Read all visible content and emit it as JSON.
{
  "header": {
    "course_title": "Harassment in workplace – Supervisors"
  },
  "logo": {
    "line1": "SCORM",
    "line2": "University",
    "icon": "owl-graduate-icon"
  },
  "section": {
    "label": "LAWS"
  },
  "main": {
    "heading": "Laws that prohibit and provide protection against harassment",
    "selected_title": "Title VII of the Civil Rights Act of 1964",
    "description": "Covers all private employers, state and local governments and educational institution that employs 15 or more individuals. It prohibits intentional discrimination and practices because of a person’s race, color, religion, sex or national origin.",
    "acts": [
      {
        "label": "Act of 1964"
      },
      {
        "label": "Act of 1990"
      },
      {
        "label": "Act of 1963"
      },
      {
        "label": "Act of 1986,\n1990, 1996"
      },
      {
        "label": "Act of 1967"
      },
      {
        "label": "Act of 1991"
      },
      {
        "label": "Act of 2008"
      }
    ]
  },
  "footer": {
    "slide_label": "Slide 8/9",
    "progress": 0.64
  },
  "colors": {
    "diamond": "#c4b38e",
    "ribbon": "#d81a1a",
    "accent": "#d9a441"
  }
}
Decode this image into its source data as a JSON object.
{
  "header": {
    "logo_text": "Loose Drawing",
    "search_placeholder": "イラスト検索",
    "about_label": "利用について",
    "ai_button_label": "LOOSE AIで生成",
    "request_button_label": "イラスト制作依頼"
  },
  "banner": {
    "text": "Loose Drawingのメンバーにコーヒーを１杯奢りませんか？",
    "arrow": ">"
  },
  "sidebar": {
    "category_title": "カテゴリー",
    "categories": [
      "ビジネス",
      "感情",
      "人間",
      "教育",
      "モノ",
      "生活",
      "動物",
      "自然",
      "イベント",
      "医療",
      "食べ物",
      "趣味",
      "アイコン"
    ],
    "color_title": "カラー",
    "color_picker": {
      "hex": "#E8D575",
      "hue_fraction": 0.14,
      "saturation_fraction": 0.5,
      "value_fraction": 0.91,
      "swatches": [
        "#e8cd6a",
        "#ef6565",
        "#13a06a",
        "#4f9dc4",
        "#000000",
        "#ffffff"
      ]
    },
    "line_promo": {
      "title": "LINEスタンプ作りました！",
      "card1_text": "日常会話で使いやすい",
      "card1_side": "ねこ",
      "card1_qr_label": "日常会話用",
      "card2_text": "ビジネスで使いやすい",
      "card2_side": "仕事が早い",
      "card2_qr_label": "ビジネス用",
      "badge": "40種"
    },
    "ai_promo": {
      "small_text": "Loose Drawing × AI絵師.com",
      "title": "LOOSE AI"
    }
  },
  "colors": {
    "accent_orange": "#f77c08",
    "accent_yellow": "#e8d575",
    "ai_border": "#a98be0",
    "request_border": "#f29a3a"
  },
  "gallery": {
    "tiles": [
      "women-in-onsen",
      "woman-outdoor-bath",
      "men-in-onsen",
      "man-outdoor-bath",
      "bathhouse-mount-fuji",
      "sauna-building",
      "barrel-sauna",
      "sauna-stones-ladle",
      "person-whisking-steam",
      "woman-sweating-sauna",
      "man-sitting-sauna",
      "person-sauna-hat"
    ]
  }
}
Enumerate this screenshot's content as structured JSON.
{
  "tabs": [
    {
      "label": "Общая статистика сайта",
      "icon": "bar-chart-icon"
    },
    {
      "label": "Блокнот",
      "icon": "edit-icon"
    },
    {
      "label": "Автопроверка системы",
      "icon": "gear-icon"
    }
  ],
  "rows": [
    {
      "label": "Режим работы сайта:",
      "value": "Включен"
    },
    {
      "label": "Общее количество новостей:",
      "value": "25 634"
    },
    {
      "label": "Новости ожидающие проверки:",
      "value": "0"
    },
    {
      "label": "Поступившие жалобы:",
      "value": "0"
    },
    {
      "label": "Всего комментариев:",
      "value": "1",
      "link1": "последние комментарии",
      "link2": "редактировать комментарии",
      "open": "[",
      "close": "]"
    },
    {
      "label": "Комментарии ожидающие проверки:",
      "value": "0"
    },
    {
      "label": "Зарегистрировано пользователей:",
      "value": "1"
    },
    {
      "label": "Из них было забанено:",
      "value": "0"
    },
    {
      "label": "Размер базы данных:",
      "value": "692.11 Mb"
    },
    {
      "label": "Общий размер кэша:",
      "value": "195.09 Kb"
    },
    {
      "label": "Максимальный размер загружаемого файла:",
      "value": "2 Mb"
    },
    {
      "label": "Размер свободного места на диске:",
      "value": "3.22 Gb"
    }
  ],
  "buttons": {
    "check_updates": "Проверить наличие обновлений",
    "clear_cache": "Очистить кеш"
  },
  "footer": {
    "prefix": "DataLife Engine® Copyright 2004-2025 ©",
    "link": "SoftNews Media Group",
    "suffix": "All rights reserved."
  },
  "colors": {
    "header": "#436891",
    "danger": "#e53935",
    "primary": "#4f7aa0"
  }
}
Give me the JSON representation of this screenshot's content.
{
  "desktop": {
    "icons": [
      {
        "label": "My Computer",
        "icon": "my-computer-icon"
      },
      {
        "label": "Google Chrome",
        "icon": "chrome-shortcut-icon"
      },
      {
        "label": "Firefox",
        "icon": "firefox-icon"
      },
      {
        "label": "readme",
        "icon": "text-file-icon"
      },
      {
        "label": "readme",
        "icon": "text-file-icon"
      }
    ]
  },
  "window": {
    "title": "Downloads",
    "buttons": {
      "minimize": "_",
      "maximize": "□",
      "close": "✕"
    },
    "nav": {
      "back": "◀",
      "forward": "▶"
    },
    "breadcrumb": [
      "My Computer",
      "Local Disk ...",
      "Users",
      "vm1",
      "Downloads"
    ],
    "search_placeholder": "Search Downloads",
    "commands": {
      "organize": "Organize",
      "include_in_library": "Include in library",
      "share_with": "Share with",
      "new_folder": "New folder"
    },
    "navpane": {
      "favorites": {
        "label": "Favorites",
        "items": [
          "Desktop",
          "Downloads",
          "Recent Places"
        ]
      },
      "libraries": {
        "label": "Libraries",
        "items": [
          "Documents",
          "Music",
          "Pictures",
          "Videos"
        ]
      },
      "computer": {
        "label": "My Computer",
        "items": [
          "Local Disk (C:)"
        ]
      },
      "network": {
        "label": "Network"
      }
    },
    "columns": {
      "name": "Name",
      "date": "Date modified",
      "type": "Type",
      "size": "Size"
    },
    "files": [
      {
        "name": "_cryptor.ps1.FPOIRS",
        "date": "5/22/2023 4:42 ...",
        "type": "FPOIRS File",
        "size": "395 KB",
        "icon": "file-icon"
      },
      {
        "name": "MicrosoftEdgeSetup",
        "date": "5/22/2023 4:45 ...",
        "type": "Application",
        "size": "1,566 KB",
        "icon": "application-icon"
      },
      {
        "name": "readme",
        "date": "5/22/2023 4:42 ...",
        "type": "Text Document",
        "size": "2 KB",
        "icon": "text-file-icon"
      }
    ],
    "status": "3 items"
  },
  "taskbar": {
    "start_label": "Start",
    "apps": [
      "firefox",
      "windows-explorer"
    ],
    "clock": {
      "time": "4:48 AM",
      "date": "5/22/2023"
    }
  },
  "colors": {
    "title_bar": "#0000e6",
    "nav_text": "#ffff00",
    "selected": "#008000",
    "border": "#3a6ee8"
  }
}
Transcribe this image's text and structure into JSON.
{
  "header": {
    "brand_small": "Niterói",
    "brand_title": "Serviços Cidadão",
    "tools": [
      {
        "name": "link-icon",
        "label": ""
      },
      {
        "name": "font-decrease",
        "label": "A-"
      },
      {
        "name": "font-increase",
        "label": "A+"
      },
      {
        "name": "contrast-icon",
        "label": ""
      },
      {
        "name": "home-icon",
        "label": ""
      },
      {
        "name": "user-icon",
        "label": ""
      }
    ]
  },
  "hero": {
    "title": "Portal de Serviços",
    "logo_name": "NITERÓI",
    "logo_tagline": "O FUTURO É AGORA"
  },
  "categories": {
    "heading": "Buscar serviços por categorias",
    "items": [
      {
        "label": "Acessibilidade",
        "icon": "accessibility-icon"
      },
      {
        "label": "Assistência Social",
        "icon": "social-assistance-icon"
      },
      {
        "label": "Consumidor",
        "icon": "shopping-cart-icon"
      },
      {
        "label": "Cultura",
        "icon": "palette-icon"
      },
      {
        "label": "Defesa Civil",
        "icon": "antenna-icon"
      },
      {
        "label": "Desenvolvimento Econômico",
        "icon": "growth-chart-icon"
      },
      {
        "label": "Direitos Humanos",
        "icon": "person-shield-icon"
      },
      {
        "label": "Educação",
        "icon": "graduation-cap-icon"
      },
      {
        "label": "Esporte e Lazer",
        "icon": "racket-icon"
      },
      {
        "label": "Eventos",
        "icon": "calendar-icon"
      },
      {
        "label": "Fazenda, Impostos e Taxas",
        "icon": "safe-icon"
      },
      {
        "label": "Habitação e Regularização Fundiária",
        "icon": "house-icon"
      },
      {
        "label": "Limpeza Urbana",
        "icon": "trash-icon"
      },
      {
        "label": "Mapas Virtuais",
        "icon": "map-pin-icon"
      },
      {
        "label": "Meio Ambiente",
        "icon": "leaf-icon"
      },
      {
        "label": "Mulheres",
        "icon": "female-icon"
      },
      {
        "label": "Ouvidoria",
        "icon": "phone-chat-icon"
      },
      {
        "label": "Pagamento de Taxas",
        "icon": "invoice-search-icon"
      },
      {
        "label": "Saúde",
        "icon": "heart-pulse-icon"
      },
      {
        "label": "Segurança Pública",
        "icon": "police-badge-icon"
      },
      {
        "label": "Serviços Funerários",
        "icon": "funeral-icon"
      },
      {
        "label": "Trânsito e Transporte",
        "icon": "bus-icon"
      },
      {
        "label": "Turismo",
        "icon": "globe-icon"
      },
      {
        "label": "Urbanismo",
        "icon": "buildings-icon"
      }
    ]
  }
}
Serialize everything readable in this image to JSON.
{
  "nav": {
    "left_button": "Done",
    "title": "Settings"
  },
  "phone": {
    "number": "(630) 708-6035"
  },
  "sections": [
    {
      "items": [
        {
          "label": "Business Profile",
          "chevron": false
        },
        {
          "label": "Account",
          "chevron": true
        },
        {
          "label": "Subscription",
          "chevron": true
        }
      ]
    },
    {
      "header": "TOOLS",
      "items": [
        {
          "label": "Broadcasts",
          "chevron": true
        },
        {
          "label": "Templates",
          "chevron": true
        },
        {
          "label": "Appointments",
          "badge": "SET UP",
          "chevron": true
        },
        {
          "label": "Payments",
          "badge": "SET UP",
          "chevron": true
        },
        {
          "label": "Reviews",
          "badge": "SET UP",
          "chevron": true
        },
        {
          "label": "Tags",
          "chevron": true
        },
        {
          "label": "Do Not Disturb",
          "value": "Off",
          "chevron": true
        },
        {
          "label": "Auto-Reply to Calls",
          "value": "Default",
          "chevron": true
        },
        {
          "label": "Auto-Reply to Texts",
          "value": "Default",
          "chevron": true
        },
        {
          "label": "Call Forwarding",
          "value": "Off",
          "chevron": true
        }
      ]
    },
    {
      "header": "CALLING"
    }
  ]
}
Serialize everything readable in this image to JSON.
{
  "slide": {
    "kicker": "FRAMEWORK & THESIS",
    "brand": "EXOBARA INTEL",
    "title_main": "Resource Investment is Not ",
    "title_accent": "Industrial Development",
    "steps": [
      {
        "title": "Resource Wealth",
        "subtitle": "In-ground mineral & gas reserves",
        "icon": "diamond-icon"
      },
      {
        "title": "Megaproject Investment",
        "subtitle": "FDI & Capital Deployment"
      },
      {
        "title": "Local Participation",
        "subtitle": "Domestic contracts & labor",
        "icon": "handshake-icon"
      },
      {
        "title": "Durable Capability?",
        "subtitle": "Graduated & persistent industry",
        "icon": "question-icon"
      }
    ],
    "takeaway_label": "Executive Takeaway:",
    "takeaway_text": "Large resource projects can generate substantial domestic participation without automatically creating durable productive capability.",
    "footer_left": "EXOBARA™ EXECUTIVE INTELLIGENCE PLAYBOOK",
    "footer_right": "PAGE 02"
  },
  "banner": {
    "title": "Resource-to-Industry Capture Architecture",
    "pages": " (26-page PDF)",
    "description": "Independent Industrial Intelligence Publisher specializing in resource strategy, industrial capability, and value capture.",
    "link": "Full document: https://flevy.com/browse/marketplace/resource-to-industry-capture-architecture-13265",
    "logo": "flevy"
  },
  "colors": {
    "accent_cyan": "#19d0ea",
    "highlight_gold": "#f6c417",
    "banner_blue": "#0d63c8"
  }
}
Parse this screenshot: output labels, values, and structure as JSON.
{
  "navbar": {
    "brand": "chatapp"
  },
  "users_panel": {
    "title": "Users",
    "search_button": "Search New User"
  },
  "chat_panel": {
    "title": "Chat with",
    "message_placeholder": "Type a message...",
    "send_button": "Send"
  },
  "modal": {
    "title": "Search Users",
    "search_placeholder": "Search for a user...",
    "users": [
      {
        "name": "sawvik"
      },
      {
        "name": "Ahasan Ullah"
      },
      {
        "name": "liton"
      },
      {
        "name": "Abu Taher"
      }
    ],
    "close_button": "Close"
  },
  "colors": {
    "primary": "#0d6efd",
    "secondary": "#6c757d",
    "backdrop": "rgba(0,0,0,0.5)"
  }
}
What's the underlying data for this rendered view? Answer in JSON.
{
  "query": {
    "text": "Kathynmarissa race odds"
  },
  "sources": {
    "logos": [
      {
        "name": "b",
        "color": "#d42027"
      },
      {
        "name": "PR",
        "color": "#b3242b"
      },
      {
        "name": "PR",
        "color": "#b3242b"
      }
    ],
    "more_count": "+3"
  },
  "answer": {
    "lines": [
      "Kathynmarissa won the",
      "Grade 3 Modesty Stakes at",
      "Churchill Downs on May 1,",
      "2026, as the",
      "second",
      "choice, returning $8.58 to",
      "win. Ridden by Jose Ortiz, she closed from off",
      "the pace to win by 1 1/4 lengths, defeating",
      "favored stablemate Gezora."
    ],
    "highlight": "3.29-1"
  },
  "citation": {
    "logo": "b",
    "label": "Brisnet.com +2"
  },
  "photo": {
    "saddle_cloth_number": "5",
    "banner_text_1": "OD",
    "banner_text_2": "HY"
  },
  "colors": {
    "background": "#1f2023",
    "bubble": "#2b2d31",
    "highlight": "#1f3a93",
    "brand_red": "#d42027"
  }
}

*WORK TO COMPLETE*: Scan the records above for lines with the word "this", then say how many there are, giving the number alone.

*EXPECTED ANSWER*: 8